> **DIRECTIONS FOR THIS TASK**:
From the entries that follow, copy each line containing the word "size".

> **Component data from apps and pages**:
########

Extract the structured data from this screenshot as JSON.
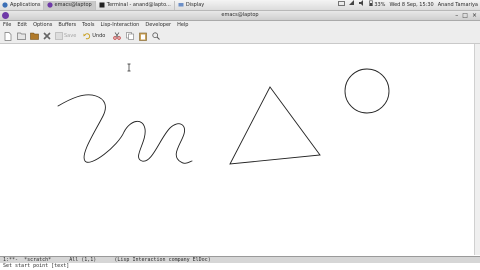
{
  "panel": {
    "applications": "Applications",
    "tasks": [
      {
        "label": "emacs@laptop"
      },
      {
        "label": "Terminal - anand@lapto..."
      },
      {
        "label": "Display"
      }
    ],
    "battery": "33%",
    "datetime": "Wed 8 Sep, 15:30",
    "user": "Anand Tamariya"
  },
  "window": {
    "title": "emacs@laptop"
  },
  "menu": [
    "File",
    "Edit",
    "Options",
    "Buffers",
    "Tools",
    "Lisp-Interaction",
    "Developer",
    "Help"
  ],
  "toolbar": {
    "save_label": "Save",
    "undo_label": "Undo"
  },
  "modeline": {
    "text": "1:**-  *scratch*      All (1,1)      (Lisp Interaction company ElDoc)"
  },
  "minibuffer": {
    "text": "Set start point [text]"
  },
  "colors": {
    "panel": "#dcdcdc",
    "menubar": "#ededed",
    "modeline": "#d6d6d6",
    "emacs_icon": "#6f3aa8",
    "stroke": "#222222"
  }
}
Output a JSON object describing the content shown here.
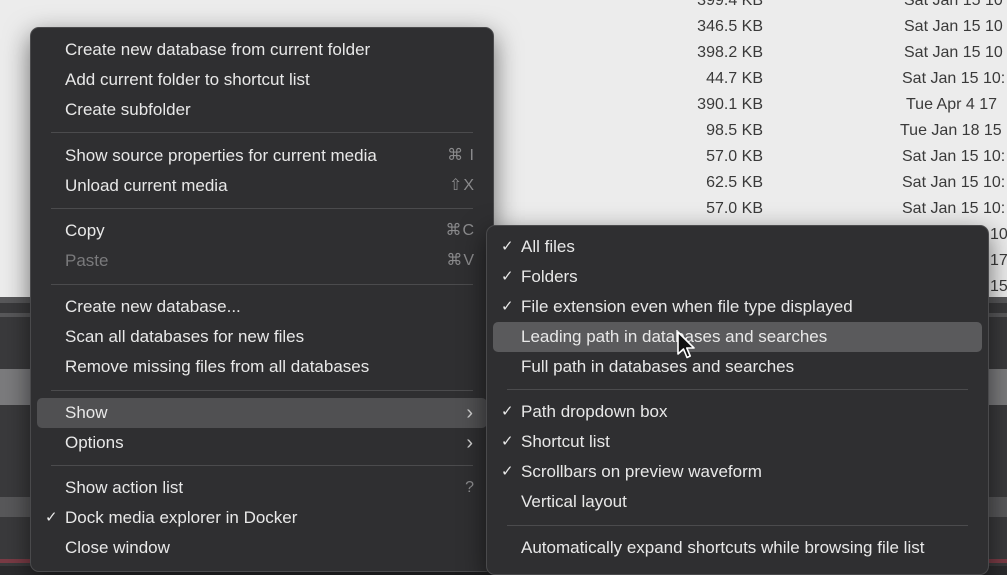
{
  "file_list": {
    "rows": [
      {
        "size": "399.4 KB",
        "date": "Sat Jan 15 10"
      },
      {
        "size": "346.5 KB",
        "date": "Sat Jan 15 10"
      },
      {
        "size": "398.2 KB",
        "date": "Sat Jan 15 10"
      },
      {
        "size": "44.7 KB",
        "date": "Sat Jan 15 10:"
      },
      {
        "size": "390.1 KB",
        "date": "Tue Apr  4 17"
      },
      {
        "size": "98.5 KB",
        "date": "Tue Jan 18 15"
      },
      {
        "size": "57.0 KB",
        "date": "Sat Jan 15 10:"
      },
      {
        "size": "62.5 KB",
        "date": "Sat Jan 15 10:"
      },
      {
        "size": "57.0 KB",
        "date": "Sat Jan 15 10:"
      },
      {
        "size": "",
        "date": "10:"
      },
      {
        "size": "",
        "date": "17"
      },
      {
        "size": "",
        "date": "15"
      }
    ]
  },
  "main_menu": {
    "items": [
      {
        "label": "Create new database from current folder",
        "shortcut": "",
        "checked": false
      },
      {
        "label": "Add current folder to shortcut list",
        "shortcut": "",
        "checked": false
      },
      {
        "label": "Create subfolder",
        "shortcut": "",
        "checked": false
      },
      {
        "label": "Show source properties for current media",
        "shortcut": "⌘ I",
        "checked": false
      },
      {
        "label": "Unload current media",
        "shortcut": "⇧X",
        "checked": false
      },
      {
        "label": "Copy",
        "shortcut": "⌘C",
        "checked": false
      },
      {
        "label": "Paste",
        "shortcut": "⌘V",
        "checked": false,
        "disabled": true
      },
      {
        "label": "Create new database...",
        "shortcut": "",
        "checked": false
      },
      {
        "label": "Scan all databases for new files",
        "shortcut": "",
        "checked": false
      },
      {
        "label": "Remove missing files from all databases",
        "shortcut": "",
        "checked": false
      },
      {
        "label": "Show",
        "shortcut": "",
        "checked": false,
        "submenu": true,
        "active": true
      },
      {
        "label": "Options",
        "shortcut": "",
        "checked": false,
        "submenu": true
      },
      {
        "label": "Show action list",
        "shortcut": "?",
        "checked": false
      },
      {
        "label": "Dock media explorer in Docker",
        "shortcut": "",
        "checked": true
      },
      {
        "label": "Close window",
        "shortcut": "",
        "checked": false
      }
    ]
  },
  "show_submenu": {
    "items": [
      {
        "label": "All files",
        "checked": true
      },
      {
        "label": "Folders",
        "checked": true
      },
      {
        "label": "File extension even when file type displayed",
        "checked": true
      },
      {
        "label": "Leading path in databases and searches",
        "checked": false,
        "hover": true
      },
      {
        "label": "Full path in databases and searches",
        "checked": false
      },
      {
        "label": "Path dropdown box",
        "checked": true
      },
      {
        "label": "Shortcut list",
        "checked": true
      },
      {
        "label": "Scrollbars on preview waveform",
        "checked": true
      },
      {
        "label": "Vertical layout",
        "checked": false
      },
      {
        "label": "Automatically expand shortcuts while browsing file list",
        "checked": false
      }
    ]
  },
  "glyphs": {
    "check": "✓",
    "chevron": "›"
  },
  "colors": {
    "menu_bg": "#2f2f31",
    "highlight": "#5a5a5c",
    "text": "#e8e8e8",
    "disabled": "#7a7a7c"
  }
}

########

> **RESPONSE**:
        "size": "399.4 KB",
        "size": "346.5 KB",
        "size": "398.2 KB",
        "size": "44.7 KB",
        "size": "390.1 KB",
        "size": "98.5 KB",
        "size": "57.0 KB",
        "size": "62.5 KB",
        "size": "57.0 KB",
        "size": "",
        "size": "",
        "size": "",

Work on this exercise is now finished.